MLA: Schurz, Carl. "Revolution, 1848 Style." The Reminiscences of Carl Schurz, in History in the First Person: Eyewitnesses of Great Events: They Saw It Happen, edited by Louis Leo Snyder and Richard B. Morris, Harrisburg, Pa., Stackpole Co., 1951, Original Sources. 7 Dec. 2022. http://originalsources.com/Document.aspx?DocID=6BACAB47NM9KI2Q.
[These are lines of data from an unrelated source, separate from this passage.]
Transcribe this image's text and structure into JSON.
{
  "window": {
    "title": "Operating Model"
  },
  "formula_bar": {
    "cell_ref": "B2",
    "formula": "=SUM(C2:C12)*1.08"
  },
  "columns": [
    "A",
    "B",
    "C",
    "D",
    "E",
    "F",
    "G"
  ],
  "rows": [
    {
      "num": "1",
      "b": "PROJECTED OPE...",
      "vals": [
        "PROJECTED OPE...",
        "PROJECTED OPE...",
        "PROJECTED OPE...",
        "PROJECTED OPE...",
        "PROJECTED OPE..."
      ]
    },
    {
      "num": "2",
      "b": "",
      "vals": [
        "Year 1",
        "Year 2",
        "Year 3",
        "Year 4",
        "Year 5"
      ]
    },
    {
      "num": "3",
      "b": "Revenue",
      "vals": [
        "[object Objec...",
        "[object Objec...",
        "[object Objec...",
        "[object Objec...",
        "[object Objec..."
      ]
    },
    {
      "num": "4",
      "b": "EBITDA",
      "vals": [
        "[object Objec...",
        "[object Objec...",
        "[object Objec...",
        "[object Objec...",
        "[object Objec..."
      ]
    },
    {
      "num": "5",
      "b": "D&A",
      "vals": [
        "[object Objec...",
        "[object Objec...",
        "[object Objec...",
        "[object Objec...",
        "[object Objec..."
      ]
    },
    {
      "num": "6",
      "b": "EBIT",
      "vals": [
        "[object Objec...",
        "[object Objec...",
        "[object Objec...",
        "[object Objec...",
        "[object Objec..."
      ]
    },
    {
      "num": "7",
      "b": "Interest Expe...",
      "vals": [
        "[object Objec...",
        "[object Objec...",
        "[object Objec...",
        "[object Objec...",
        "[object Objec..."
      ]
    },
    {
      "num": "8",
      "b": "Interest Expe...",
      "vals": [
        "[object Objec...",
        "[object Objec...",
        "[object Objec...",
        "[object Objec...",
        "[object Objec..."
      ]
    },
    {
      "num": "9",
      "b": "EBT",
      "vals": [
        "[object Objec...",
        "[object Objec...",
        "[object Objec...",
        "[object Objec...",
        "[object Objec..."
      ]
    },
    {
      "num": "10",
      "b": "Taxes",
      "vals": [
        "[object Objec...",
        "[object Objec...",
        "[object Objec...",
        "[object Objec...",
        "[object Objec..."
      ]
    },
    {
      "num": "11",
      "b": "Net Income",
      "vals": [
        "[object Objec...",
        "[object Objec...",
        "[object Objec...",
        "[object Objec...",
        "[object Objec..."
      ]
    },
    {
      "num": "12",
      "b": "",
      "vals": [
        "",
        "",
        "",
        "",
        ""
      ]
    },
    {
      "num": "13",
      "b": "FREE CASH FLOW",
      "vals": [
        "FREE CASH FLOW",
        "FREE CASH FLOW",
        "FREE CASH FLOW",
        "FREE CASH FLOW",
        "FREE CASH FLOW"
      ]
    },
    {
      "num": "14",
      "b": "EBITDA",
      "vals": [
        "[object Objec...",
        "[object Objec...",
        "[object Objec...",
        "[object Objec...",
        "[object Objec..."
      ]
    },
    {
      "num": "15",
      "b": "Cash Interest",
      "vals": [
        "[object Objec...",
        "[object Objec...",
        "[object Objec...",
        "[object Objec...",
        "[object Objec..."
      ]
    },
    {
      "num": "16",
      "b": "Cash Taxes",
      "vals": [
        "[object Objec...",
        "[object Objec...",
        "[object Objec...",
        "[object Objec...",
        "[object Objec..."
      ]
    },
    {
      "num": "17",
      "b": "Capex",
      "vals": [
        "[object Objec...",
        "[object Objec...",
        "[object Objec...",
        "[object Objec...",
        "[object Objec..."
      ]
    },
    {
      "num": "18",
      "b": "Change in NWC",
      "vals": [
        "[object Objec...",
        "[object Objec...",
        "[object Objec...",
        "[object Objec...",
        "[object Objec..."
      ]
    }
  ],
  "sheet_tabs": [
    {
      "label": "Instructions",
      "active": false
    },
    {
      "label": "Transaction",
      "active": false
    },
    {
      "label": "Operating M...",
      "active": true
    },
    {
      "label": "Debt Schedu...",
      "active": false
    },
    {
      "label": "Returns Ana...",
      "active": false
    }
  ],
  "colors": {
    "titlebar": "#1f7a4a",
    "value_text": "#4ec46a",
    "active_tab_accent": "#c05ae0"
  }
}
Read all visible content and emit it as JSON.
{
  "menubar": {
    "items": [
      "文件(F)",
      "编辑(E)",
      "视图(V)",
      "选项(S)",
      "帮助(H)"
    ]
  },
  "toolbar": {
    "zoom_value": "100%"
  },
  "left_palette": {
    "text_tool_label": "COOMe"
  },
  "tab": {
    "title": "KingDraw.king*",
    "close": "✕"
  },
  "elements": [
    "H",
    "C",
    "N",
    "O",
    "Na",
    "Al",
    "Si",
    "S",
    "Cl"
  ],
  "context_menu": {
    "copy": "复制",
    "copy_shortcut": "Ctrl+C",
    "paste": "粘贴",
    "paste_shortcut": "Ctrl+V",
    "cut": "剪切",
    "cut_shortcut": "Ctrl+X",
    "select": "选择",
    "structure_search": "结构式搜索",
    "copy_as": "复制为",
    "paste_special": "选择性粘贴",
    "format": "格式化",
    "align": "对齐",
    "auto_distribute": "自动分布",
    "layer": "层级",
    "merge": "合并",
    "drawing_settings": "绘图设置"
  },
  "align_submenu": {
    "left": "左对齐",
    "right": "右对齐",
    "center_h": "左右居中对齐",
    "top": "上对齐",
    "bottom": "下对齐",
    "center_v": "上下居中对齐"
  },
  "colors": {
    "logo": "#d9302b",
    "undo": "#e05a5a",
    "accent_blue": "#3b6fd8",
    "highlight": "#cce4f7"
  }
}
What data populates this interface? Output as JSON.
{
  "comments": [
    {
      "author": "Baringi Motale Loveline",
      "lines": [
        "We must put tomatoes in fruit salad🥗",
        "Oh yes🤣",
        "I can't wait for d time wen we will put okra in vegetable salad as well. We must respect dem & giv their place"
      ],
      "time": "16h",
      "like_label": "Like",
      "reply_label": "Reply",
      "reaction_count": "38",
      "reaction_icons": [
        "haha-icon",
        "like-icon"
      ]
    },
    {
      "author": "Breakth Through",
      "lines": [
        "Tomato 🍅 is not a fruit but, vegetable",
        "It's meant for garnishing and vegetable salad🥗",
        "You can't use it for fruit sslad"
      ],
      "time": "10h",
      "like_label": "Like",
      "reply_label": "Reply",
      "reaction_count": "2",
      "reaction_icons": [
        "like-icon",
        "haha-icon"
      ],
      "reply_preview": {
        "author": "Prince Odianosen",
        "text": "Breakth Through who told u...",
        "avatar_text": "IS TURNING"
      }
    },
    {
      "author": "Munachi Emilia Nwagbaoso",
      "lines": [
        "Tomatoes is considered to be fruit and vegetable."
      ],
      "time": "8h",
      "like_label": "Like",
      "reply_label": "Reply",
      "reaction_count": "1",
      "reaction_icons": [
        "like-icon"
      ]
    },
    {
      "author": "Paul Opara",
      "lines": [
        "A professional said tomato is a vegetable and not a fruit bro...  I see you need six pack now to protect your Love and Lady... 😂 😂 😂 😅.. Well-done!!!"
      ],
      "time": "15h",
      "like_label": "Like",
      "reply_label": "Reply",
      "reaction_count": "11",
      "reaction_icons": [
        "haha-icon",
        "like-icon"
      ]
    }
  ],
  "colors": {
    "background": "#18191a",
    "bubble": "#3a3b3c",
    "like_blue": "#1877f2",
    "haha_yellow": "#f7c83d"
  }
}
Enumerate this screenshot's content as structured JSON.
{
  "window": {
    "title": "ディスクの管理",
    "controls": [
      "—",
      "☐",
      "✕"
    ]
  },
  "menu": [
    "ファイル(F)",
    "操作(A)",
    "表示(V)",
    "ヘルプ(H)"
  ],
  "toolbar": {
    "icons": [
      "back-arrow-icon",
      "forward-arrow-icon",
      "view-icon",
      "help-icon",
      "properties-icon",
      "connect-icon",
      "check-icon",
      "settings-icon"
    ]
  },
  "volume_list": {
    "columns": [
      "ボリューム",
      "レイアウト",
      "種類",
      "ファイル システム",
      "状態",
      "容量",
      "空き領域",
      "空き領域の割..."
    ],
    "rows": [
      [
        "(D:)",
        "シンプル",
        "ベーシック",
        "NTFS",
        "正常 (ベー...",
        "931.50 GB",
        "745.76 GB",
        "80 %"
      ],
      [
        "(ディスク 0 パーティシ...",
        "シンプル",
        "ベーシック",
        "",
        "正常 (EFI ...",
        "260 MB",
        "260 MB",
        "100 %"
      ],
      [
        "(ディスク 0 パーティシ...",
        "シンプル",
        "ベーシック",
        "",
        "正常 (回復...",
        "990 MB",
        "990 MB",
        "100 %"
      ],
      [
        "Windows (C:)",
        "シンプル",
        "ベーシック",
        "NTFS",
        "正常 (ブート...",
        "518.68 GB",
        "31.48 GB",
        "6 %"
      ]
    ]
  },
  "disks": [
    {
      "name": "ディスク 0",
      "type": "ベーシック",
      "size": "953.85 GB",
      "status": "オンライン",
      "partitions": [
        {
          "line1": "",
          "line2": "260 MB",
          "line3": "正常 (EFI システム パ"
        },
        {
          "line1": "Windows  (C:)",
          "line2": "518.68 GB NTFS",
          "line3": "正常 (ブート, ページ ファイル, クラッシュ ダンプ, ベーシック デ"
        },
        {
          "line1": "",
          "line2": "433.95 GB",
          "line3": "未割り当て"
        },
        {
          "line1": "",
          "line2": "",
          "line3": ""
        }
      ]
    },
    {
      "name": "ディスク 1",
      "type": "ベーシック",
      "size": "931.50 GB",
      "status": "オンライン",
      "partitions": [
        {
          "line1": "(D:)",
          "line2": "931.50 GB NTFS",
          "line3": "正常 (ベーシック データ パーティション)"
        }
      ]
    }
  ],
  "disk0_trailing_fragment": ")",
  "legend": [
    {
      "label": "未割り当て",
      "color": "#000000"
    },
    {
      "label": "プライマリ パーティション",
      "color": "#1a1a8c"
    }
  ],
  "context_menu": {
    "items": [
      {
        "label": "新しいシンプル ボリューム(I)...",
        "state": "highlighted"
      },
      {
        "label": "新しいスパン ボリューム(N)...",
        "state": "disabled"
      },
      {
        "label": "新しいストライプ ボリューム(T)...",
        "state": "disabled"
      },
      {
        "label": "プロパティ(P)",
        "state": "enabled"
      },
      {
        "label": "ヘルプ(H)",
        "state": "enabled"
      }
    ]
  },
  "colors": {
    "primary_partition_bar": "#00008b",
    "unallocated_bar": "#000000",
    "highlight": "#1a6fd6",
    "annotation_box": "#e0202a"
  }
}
Harvard: Schurz, C, 'Revolution, 1848 Style' in The Reminiscences of Carl Schurz. cited in 1951, History in the First Person: Eyewitnesses of Great Events: They Saw It Happen, ed. , Stackpole Co., Harrisburg, Pa.. Original Sources, retrieved 7 December 2022, from http://originalsources.com/Document.aspx?DocID=6BACAB47NM9KI2Q.